In Iowa tax records have been kept since 1834, when the first county was formed. Tax lists are often used as substitutes for missing census records. They are especially valuable because they are usually taken each year. They start about the time a county was created and records are generally kept in the county seat. They may include poll tax records, railroad tax books, taxable land lists, records of delinquent taxes, and road tax books. Some tax lists have been microfilmed and are at the Family History Library.

State Level[edit | edit source]

From mid-March 1934 to 1936, an Old Age Assistance Tax was levied. These tax records often provide the person’s birth date and birthplace and full names of the parents (including the wife's maiden name). The persons listed were born between the 1850s and 1914. The lists only include persons who owned real estate or taxable personal property. The following source is an example of the records available:

  • Wayne County (Iowa). County Recorder. Old Age Assistance Records, 1934–1936. [2]The records are alphabetical.

District 1
Davis, Des Moines, Henry, Jefferson, Lee, Louisa, Van Buren, Washington

District 2
Ceder, Clinton, Jackson, Jones, Linn, Muscatine, Scott

District 3
Bremer, Buchanan, Chickasaw, Clayton, Delaware, Dubuque, Fayette, Floyd, Howard, Mitchell, Winnesheek

District 4
Benton, Iowa, Jasper, Johnson, Keokuk, Mahaska, Marion, Poweshiek, Tama, Warren,

District 5
Adam, Audubon, Cass, Clarke, Dallas, Decatur, Freemont, Guthrie, Harrison, Lucas, Madison, Mills, Montgomery, Page, Polk, Pattawattomice, Ringgold, Shelby, Taylor, Union, Warren, Wayne

District 6
Black Hawk, Boone, Buena Vista, Butler, Calhoun, Carrol, Cerro Gordo, Cherokee, Clay, Crawford, Dickinson, Emmet, Franklin, Green, Grundy, Hamilton, Hancock, Hardin, Humboldt, Ida, Kossuth, Lyon Marshell, Monona, O'Brien, Osceola, Palo Alto, Plymouth,Pocahontas, Sac, Sioux, Story, Webster, Winnebago, Woodbury, Worth, Wright,

Reference[edit | edit source]

Swierenga, Robert P. Acres for Cents: Delinquent Tax Auctions in Frontier Iowa. Westport, Conn,: Greenwood, 1976 A book that may be of some help. Goes into the property that is Auctioned off because of lack of taxes being paid. Might be a good reason to check out land records.

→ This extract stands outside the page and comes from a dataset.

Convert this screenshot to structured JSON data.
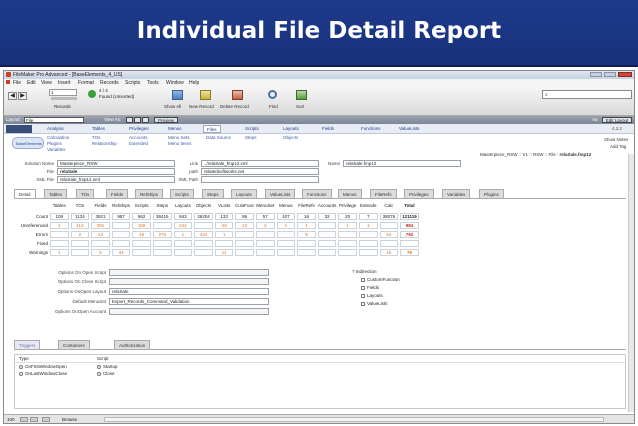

Also might be a good idea to check with WorldCat to see if you can find the book in the closest Library to you.

Tax Laws[edit | edit source]

Tax money bag.jpg

What history has shown us is that while property taxes are locally levied, there is significant state involvement with the amount of tax local political subdivisions can levy, how property assessments are conducted, and what services local taxing subdivisions must provide for their residents. Many of the changes the state has made in the past to lower the local property tax required a shift in financial responsibility from the local governments to the state. This comes at a cost to state taxpayers, because the state has obligations it must fund as well, with a limited amount of state tax dollars.

In July of 1862, Congress passed the Internal Revenue Act to provide income for the Government to pay the public debt including Civil War costs. After the Civil War, taxes were abolished until only a tax on liquor and tobacco remained in 1883. An 1895 Supreme Court ruling declared that income tax was unconstitutional and led to the ratification of the sixteenth amendment in 1913 which states that Congress has the power to establish and collect taxes on incomes. This was the beginning of our modern day taxes.

To learn more about the Civil War taxes click here

References[edit | edit source]

  1. National Archives Microfilm Publications; M0766. Washington, DC: The National Archives, 1988. FHL films 1534648–63.
  2. Old Age Assistance Records, 1934–1936 Salt Lake City, Utah: Genealogical Society of Utah, 1990. FHL films 1653885–88.